● **Your instructions**
Pull every line from the records that has the word "rutor" in it.

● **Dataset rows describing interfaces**
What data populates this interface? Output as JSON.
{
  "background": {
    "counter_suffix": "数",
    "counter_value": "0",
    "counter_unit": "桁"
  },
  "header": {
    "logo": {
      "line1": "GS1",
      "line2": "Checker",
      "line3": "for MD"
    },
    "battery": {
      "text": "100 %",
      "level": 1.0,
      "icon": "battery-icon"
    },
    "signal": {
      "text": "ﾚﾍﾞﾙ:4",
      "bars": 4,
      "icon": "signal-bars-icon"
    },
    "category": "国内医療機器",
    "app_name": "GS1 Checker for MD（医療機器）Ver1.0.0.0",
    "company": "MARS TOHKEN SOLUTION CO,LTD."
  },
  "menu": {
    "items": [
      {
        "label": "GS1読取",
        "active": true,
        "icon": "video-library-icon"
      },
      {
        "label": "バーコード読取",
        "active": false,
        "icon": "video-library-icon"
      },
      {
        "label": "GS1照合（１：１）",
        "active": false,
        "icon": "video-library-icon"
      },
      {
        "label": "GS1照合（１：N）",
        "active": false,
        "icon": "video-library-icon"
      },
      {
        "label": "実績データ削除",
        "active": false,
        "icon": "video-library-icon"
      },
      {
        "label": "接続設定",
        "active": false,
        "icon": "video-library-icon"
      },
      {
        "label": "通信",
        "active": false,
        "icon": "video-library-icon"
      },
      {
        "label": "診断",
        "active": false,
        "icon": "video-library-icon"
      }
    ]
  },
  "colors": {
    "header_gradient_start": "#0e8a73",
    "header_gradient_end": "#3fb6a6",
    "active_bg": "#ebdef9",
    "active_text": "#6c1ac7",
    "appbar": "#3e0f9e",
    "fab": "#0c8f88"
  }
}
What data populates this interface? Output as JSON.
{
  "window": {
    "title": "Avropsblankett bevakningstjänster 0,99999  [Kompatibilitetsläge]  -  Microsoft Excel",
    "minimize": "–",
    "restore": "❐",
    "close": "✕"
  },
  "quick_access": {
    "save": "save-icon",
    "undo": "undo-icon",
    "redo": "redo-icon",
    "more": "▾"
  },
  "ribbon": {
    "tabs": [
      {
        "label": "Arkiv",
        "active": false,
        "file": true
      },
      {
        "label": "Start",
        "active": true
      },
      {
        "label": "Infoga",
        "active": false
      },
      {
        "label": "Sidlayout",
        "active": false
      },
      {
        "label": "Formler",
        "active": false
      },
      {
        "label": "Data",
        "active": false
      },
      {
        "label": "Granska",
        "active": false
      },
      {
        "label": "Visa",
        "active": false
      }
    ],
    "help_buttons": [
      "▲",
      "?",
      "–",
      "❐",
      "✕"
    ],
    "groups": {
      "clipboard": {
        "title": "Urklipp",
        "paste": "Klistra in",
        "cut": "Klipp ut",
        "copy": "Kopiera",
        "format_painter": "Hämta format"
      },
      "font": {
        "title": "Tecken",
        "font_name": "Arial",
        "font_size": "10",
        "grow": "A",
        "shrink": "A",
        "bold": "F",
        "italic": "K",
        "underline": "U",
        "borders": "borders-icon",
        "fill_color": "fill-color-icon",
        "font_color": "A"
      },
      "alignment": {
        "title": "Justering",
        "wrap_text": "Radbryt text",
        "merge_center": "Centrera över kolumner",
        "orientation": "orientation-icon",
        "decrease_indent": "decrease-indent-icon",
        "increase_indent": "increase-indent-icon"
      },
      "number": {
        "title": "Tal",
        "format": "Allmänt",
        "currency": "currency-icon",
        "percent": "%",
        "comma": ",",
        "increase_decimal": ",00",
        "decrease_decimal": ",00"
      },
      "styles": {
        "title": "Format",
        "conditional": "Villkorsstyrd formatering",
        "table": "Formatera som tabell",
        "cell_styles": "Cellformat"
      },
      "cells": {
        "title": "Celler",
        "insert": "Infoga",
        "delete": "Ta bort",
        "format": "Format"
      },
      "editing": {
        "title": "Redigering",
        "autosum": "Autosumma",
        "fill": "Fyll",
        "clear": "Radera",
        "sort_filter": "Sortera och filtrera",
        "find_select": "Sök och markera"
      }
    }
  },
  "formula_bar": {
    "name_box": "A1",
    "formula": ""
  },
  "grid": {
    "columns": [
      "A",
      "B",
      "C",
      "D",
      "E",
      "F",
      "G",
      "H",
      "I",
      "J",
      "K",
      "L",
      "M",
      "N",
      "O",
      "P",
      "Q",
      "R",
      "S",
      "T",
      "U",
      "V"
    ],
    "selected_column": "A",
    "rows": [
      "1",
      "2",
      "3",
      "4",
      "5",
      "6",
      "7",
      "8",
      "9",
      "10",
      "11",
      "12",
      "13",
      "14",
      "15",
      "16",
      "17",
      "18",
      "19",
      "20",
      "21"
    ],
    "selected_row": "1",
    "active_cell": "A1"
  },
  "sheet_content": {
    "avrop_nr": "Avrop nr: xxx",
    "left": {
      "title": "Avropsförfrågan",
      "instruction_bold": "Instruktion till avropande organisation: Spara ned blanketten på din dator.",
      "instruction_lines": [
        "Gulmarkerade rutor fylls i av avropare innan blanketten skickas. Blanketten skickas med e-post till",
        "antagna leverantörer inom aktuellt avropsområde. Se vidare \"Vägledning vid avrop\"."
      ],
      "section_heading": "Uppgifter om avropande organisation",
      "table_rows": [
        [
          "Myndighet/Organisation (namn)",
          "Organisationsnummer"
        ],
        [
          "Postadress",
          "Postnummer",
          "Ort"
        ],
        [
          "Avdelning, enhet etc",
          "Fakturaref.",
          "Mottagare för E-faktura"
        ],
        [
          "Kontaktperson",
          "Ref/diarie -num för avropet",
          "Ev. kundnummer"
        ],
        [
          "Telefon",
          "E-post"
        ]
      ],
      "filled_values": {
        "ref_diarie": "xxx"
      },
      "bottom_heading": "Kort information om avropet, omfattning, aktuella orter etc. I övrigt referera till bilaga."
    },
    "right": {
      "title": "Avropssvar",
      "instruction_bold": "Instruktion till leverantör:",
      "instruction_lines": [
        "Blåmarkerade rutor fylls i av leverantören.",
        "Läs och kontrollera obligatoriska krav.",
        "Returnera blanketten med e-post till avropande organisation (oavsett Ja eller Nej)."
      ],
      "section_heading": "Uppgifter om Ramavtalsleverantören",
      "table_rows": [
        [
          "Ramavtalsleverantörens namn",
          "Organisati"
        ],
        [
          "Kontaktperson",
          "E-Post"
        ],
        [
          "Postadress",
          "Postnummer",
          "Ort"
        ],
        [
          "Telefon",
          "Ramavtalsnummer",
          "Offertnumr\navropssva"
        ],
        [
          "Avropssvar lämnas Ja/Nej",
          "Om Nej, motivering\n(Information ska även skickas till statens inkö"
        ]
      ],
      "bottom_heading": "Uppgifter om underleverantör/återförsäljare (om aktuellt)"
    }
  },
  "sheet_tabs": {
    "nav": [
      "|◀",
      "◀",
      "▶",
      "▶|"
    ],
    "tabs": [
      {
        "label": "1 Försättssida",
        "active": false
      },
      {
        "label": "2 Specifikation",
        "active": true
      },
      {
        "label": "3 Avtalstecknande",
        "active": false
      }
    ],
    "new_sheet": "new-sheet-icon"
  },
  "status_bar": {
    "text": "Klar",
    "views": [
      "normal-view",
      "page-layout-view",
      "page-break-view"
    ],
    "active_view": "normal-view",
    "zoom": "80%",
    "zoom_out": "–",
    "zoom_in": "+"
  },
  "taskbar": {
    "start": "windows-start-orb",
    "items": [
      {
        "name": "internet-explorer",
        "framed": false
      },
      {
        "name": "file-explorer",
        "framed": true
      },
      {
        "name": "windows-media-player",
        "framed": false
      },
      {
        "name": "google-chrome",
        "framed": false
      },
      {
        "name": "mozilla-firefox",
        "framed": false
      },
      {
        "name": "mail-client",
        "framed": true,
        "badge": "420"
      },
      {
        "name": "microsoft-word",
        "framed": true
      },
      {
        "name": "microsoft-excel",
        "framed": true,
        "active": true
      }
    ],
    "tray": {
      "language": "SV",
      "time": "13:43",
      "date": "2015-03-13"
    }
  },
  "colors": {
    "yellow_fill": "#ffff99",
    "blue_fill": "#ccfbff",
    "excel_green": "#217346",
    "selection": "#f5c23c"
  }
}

● **Exercise response**
        "Gulmarkerade rutor fylls i av avropare innan blanketten skickas. Blanketten skickas med e-post till",
        "Blåmarkerade rutor fylls i av leverantören.",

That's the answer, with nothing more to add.